In siding with Saudi Arabia in Yemen, Trump is helping the Saudis launch what they see as a proxy war against their key regional rival, Iran, who both the United States and Saudi Arabia accuse of providing weapons to the Houthi rebels.
Just last week, State Department Spokeswoman Heather Nauert defended Saudi Arabia’s policy of intervening in Yemen’s civil war (as she was attacking Iran for intervening in Syria’s civil war), saying that, “Saudi Arabia certainly has the right to… take out some of those bad actors.”
When asked about the Thursday strike on the bus filled with children, Nauert said the United States was “certainly concerned” but said she couldn’t say much more because the United States is not on the ground there.
She did, however, blame the Houthis — and Iran — again: “You have the Houthi rebels who continue to attack Saudi Arabia. They continue to do that with Iranian weapons, missiles, and rockets. They continue to try to attack civilian infrastructure in Saudi Arabia, for example, and that is part of the reason why these actions are being taken.”
The administration’s refusal to condemn the coalition strike against a school bus in Yemen at the highest level, said Balson, “is a clear indication of their passionate disinterest in the human toll of this war.”

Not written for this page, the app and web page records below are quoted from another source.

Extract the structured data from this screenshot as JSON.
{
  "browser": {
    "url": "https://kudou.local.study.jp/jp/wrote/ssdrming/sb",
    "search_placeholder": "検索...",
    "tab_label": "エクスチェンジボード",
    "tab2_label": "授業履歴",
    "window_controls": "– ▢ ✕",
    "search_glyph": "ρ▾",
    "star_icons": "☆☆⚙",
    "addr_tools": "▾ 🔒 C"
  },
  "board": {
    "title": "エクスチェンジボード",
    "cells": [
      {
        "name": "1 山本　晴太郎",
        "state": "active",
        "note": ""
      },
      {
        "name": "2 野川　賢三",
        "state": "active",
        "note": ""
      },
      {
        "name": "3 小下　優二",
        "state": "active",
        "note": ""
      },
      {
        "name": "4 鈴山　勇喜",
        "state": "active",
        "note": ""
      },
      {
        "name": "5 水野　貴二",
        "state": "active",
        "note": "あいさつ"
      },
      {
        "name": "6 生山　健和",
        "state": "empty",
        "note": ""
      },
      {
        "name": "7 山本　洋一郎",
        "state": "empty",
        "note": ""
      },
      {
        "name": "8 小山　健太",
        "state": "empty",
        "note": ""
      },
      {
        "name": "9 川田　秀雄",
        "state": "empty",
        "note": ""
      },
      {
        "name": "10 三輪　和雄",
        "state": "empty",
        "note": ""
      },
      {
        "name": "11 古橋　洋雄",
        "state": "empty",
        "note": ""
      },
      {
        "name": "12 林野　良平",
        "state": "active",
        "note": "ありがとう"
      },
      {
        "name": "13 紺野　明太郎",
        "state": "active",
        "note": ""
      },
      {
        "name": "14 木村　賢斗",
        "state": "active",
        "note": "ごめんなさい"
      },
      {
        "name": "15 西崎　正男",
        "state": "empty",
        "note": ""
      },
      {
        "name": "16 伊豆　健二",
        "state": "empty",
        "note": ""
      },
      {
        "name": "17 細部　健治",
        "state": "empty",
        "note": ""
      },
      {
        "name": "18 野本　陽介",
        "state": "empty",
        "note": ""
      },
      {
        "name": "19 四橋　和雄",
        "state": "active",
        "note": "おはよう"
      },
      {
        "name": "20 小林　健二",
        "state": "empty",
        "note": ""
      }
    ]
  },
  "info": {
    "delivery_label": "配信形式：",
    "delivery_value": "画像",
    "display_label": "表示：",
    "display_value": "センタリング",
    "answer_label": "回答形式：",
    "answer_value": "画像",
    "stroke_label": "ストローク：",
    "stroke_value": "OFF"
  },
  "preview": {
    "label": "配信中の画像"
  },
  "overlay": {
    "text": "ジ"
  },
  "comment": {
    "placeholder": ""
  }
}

He pointed out that 10,000 people (civilians and fighters) since the start of the war.
“This is a humanitarian crisis of incredible proportions, and if it doesn’t rise to the level of public, clear, vocal and high-level condemnation, it’s hard to understand what would.”
According to the U.N.’s Human Rights Office of the High Commissioner (OHCHR), as of May, at least 6,385 civilians were killed and 10,000 more injured since the start of the war in Yemen. Saudi-led airstrikes were responsible for more than 60 percent of civilian casualties.
On the brink of famine for roughly two years now with dramatic food shortages leaving 400,000 children there malnourished, Yemen has also been stuck by a deadly cholera epidemic since the start of the war, with constant airstrikes making it very difficult for humanitarian aid groups to get medical supplies and clean water to affected communities.
Balson hopes that with the U.N. General Assembly coming up in September, the Trump administration would use a critical opportunity to address what’s going on in Yemen and to set a course going forward.
“It would be a dismal shame for this administration to miss that opportunity as it has in the past,” he said.